Component data from apps and pages
********************

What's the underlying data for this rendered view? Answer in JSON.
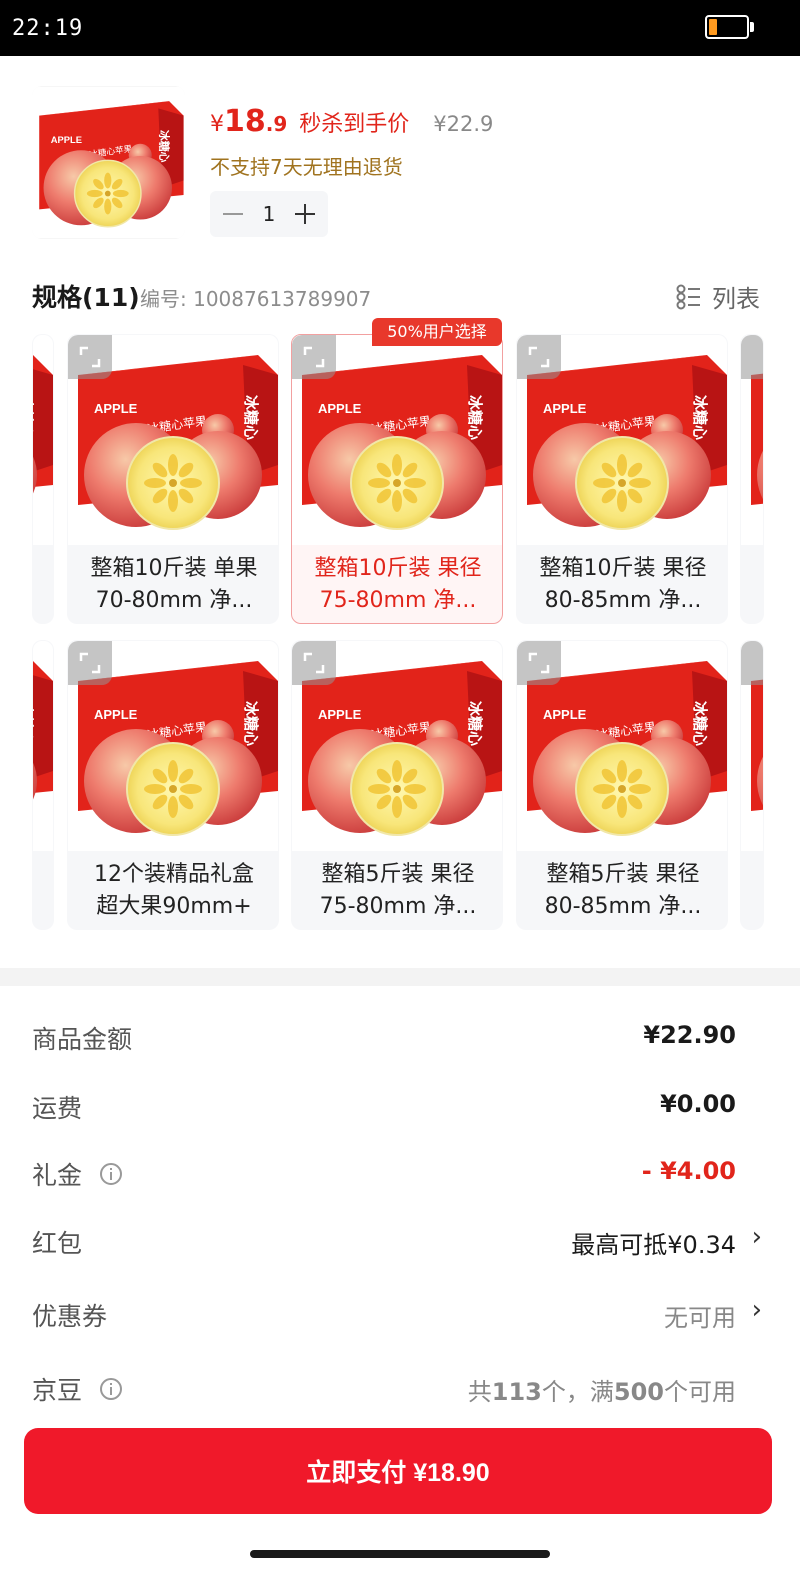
{
  "status_bar": {
    "time": "22:19"
  },
  "product": {
    "price_symbol": "¥",
    "price_int": "18",
    "price_dec": ".9",
    "price_label": "秒杀到手价",
    "original_price": "¥22.9",
    "return_policy": "不支持7天无理由退货",
    "quantity": "1"
  },
  "specs": {
    "title": "规格(11)",
    "code": "编号: 10087613789907",
    "list_label": "列表",
    "popular_tag": "50%用户选择",
    "items": [
      {
        "line1": "整箱10斤装 单果",
        "line2": "70-80mm 净..."
      },
      {
        "line1": "整箱10斤装 果径",
        "line2": "75-80mm 净..."
      },
      {
        "line1": "整箱10斤装 果径",
        "line2": "80-85mm 净..."
      },
      {
        "line1": "12个装精品礼盒",
        "line2": "超大果90mm+"
      },
      {
        "line1": "整箱5斤装 果径",
        "line2": "75-80mm 净..."
      },
      {
        "line1": "整箱5斤装 果径",
        "line2": "80-85mm 净..."
      }
    ],
    "box_text": {
      "brand": "APPLE",
      "name": "冰糖心苹果",
      "side": "冰糖心"
    }
  },
  "fees": {
    "goods_label": "商品金额",
    "goods_value": "¥22.90",
    "shipping_label": "运费",
    "shipping_value": "¥0.00",
    "gift_label": "礼金",
    "gift_value": "- ¥4.00",
    "redpacket_label": "红包",
    "redpacket_value": "最高可抵¥0.34",
    "coupon_label": "优惠券",
    "coupon_value": "无可用",
    "jingdou_label": "京豆",
    "jingdou_value_a": "共",
    "jingdou_value_b": "113",
    "jingdou_value_c": "个，满",
    "jingdou_value_d": "500",
    "jingdou_value_e": "个可用"
  },
  "pay": {
    "label": "立即支付 ¥18.90"
  },
  "colors": {
    "accent": "#e1251b",
    "pay": "#f0192a",
    "gold": "#a0731f"
  },
  "icons": [
    "battery-icon",
    "minus-icon",
    "plus-icon",
    "list-icon",
    "expand-icon",
    "info-icon",
    "chevron-right-icon"
  ]
}
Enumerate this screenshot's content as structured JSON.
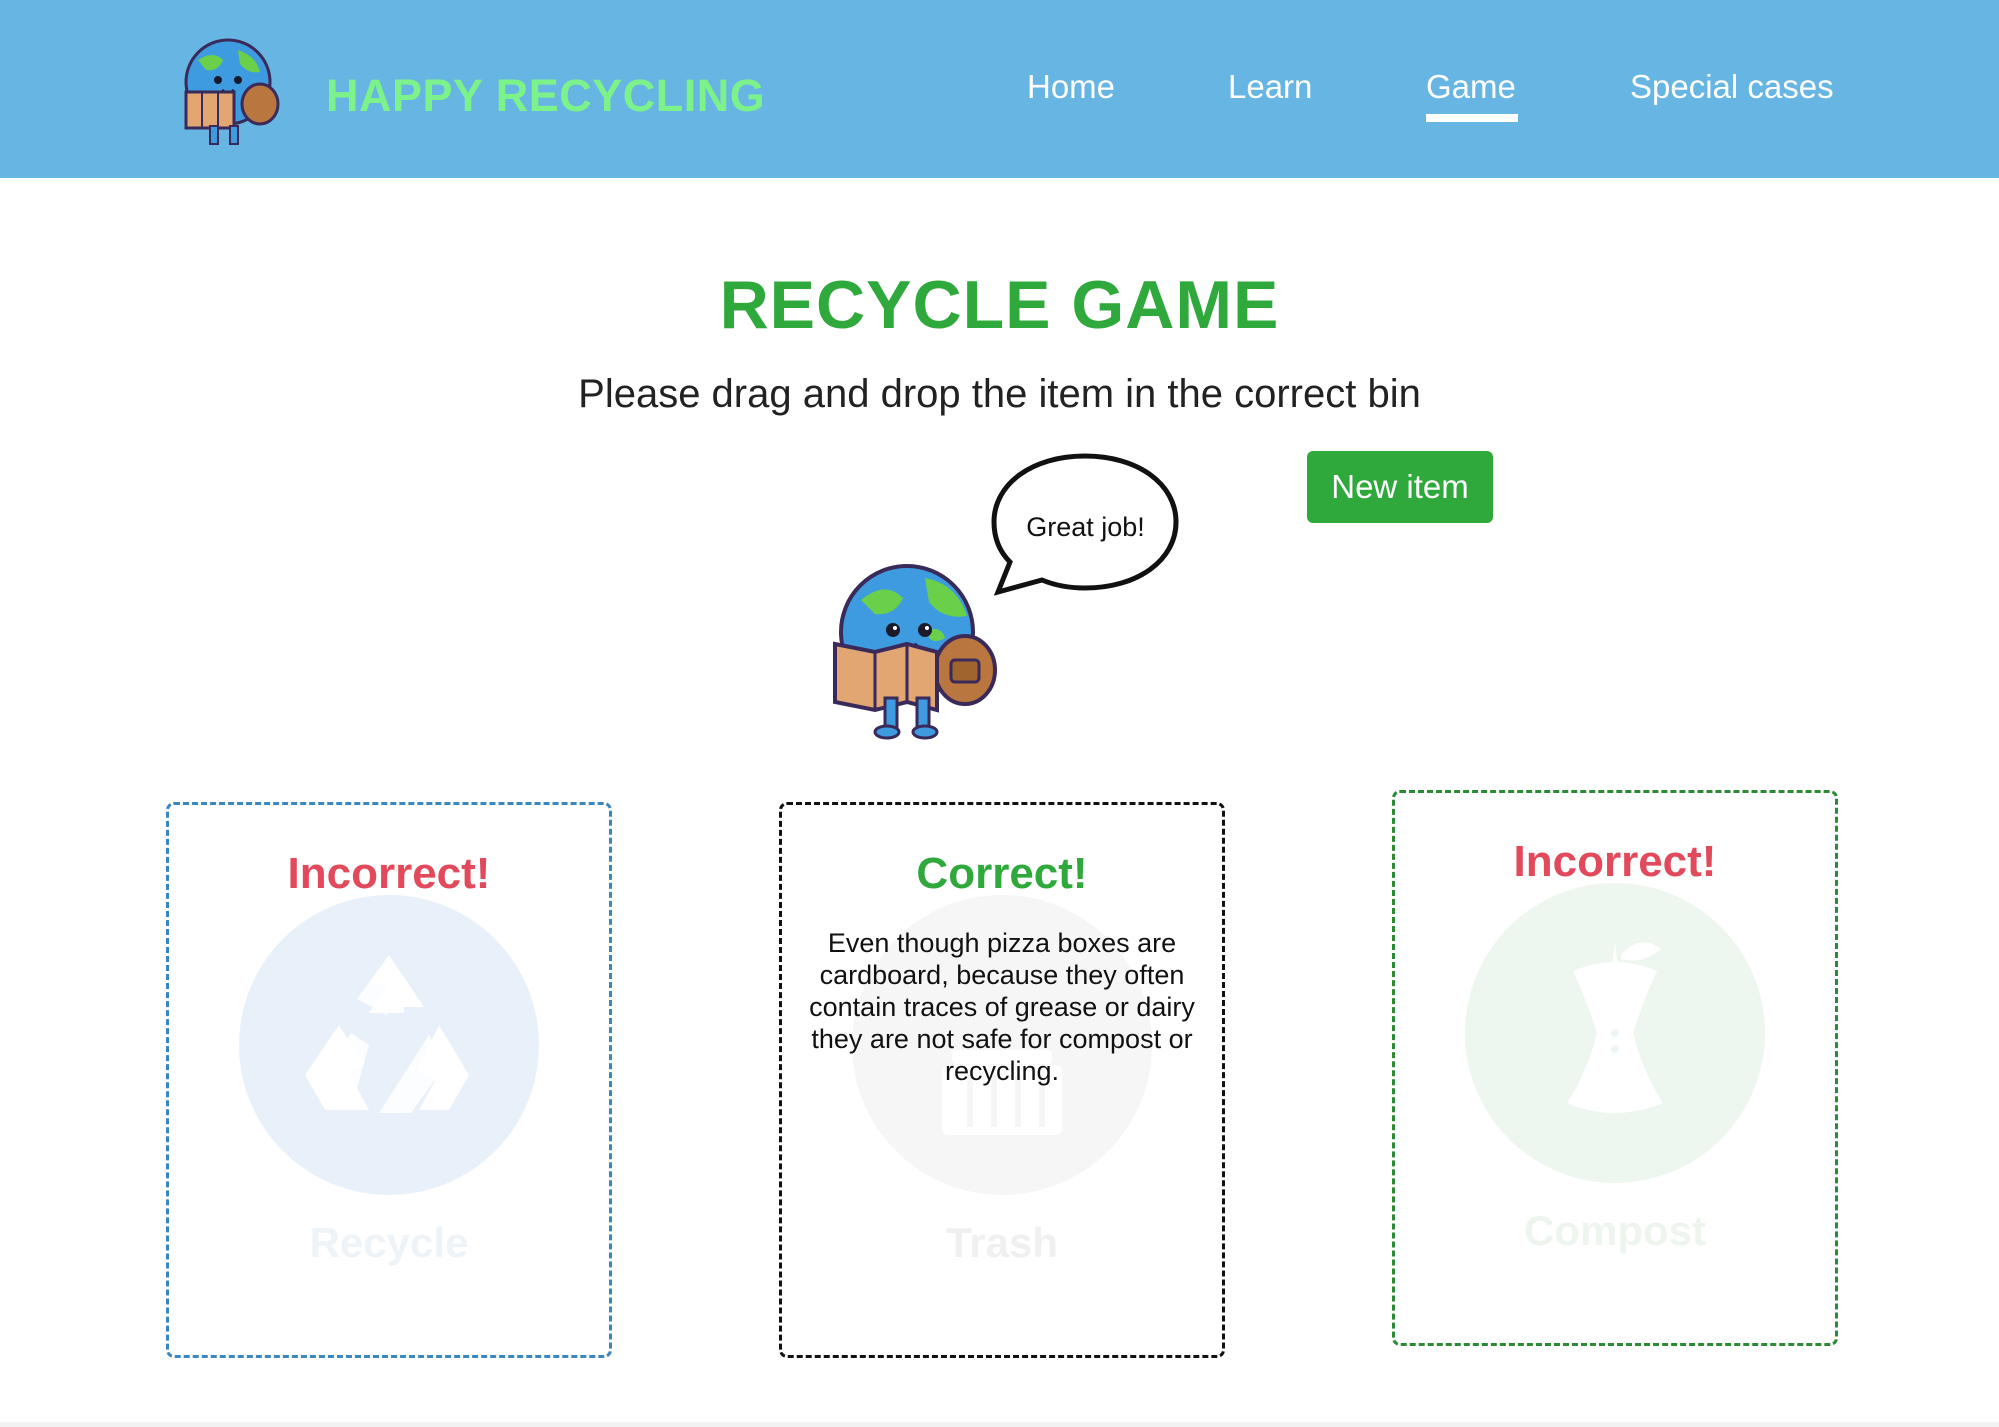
{
  "header": {
    "brand": "HAPPY RECYCLING",
    "logo_icon": "earth-mascot-icon",
    "nav": [
      {
        "label": "Home"
      },
      {
        "label": "Learn"
      },
      {
        "label": "Game",
        "active": true
      },
      {
        "label": "Special cases"
      }
    ],
    "background_color": "#67b5e3"
  },
  "main": {
    "title": "RECYCLE GAME",
    "subtitle": "Please drag and drop the item in the correct bin",
    "new_item_label": "New item",
    "speech_bubble": "Great job!",
    "mascot_icon": "earth-mascot-icon"
  },
  "bins": [
    {
      "label": "Recycle",
      "result": "Incorrect!",
      "status": "incorrect",
      "icon": "recycle-icon",
      "border_color": "#3b86be"
    },
    {
      "label": "Trash",
      "result": "Correct!",
      "status": "correct",
      "icon": "trash-icon",
      "border_color": "#111111",
      "explanation": "Even though pizza boxes are cardboard, because they often contain traces of grease or dairy they are not safe for compost or recycling."
    },
    {
      "label": "Compost",
      "result": "Incorrect!",
      "status": "incorrect",
      "icon": "apple-core-icon",
      "border_color": "#2b8a35"
    }
  ],
  "colors": {
    "accent_green": "#2fa83c",
    "incorrect_red": "#e24a5c",
    "brand_green": "#7cf38a"
  }
}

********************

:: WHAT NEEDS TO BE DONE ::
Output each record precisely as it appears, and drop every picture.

:: EXERCISE OUTPUT ::
What's the underlying data for this rendered view? Answer in JSON.
{
  "status_bar": {
    "time": "22:19"
  },
  "product": {
    "price_symbol": "¥",
    "price_int": "18",
    "price_dec": ".9",
    "price_label": "秒杀到手价",
    "original_price": "¥22.9",
    "return_policy": "不支持7天无理由退货",
    "quantity": "1"
  },
  "specs": {
    "title": "规格(11)",
    "code": "编号: 10087613789907",
    "list_label": "列表",
    "popular_tag": "50%用户选择",
    "items": [
      {
        "line1": "整箱10斤装 单果",
        "line2": "70-80mm 净..."
      },
      {
        "line1": "整箱10斤装 果径",
        "line2": "75-80mm 净..."
      },
      {
        "line1": "整箱10斤装 果径",
        "line2": "80-85mm 净..."
      },
      {
        "line1": "12个装精品礼盒",
        "line2": "超大果90mm+"
      },
      {
        "line1": "整箱5斤装 果径",
        "line2": "75-80mm 净..."
      },
      {
        "line1": "整箱5斤装 果径",
        "line2": "80-85mm 净..."
      }
    ],
    "box_text": {
      "brand": "APPLE",
      "name": "冰糖心苹果",
      "side": "冰糖心"
    }
  },
  "fees": {
    "goods_label": "商品金额",
    "goods_value": "¥22.90",
    "shipping_label": "运费",
    "shipping_value": "¥0.00",
    "gift_label": "礼金",
    "gift_value": "- ¥4.00",
    "redpacket_label": "红包",
    "redpacket_value": "最高可抵¥0.34",
    "coupon_label": "优惠券",
    "coupon_value": "无可用",
    "jingdou_label": "京豆",
    "jingdou_value_a": "共",
    "jingdou_value_b": "113",
    "jingdou_value_c": "个，满",
    "jingdou_value_d": "500",
    "jingdou_value_e": "个可用"
  },
  "pay": {
    "label": "立即支付 ¥18.90"
  },
  "colors": {
    "accent": "#e1251b",
    "pay": "#f0192a",
    "gold": "#a0731f"
  },
  "icons": [
    "battery-icon",
    "minus-icon",
    "plus-icon",
    "list-icon",
    "expand-icon",
    "info-icon",
    "chevron-right-icon"
  ]
}
Enumerate this screenshot's content as structured JSON.
{
  "header": {
    "brand": "HAPPY RECYCLING",
    "logo_icon": "earth-mascot-icon",
    "nav": [
      {
        "label": "Home"
      },
      {
        "label": "Learn"
      },
      {
        "label": "Game",
        "active": true
      },
      {
        "label": "Special cases"
      }
    ],
    "background_color": "#67b5e3"
  },
  "main": {
    "title": "RECYCLE GAME",
    "subtitle": "Please drag and drop the item in the correct bin",
    "new_item_label": "New item",
    "speech_bubble": "Great job!",
    "mascot_icon": "earth-mascot-icon"
  },
  "bins": [
    {
      "label": "Recycle",
      "result": "Incorrect!",
      "status": "incorrect",
      "icon": "recycle-icon",
      "border_color": "#3b86be"
    },
    {
      "label": "Trash",
      "result": "Correct!",
      "status": "correct",
      "icon": "trash-icon",
      "border_color": "#111111",
      "explanation": "Even though pizza boxes are cardboard, because they often contain traces of grease or dairy they are not safe for compost or recycling."
    },
    {
      "label": "Compost",
      "result": "Incorrect!",
      "status": "incorrect",
      "icon": "apple-core-icon",
      "border_color": "#2b8a35"
    }
  ],
  "colors": {
    "accent_green": "#2fa83c",
    "incorrect_red": "#e24a5c",
    "brand_green": "#7cf38a"
  }
}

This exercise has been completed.